[Web page and app entries]
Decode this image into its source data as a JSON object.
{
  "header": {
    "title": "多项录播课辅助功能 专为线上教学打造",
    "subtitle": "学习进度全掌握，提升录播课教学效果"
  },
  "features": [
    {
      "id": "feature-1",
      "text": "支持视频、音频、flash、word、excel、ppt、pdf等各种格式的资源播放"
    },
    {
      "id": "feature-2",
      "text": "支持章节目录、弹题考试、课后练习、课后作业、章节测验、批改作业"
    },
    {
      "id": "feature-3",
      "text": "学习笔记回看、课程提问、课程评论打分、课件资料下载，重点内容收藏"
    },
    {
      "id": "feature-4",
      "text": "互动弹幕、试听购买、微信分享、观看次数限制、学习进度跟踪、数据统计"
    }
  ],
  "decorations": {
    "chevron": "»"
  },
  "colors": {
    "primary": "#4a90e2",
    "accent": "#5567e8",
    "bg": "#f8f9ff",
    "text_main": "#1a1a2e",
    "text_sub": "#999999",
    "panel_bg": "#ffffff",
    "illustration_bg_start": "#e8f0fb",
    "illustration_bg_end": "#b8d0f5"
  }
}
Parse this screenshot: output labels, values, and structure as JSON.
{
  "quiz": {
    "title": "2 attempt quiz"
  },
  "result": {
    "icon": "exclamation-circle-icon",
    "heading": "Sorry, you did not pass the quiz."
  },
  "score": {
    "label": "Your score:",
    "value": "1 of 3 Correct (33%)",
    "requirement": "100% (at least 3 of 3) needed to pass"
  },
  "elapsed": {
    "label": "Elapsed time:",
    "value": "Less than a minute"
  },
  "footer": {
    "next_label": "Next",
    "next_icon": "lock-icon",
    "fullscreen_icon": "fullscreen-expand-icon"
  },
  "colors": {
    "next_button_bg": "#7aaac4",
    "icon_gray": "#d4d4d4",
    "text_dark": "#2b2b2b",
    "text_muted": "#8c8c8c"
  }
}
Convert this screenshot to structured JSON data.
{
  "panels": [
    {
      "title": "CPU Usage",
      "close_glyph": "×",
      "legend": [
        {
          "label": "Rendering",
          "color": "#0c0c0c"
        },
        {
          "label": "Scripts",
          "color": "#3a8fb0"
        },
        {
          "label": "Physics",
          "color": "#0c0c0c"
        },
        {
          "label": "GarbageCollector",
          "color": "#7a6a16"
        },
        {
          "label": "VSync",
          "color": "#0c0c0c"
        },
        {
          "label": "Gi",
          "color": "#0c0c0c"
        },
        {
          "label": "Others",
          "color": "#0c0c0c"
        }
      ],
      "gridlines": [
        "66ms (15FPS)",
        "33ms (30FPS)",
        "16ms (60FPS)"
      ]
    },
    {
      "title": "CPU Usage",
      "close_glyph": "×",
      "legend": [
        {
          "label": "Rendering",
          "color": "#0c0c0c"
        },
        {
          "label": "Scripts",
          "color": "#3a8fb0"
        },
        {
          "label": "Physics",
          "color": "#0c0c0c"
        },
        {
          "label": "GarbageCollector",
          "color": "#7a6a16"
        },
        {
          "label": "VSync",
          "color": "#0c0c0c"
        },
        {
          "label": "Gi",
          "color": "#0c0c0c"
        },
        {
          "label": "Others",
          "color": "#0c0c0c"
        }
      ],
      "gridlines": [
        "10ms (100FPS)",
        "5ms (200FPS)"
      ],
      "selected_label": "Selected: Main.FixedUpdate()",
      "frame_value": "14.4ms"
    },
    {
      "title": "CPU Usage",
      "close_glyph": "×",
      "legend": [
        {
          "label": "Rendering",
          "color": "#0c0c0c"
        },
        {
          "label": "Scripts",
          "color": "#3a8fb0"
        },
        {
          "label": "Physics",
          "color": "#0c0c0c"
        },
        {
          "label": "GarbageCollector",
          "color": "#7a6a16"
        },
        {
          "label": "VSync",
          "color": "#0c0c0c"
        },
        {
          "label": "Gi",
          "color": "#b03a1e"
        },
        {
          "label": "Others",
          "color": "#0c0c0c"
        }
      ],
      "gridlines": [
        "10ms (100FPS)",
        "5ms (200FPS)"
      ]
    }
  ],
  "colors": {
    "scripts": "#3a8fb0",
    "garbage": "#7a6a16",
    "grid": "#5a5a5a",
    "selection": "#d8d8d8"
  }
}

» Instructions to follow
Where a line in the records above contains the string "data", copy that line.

» Answer to the problem
Decode this image into its source data as a JSON object.
Convert this screenshot to structured JSON data.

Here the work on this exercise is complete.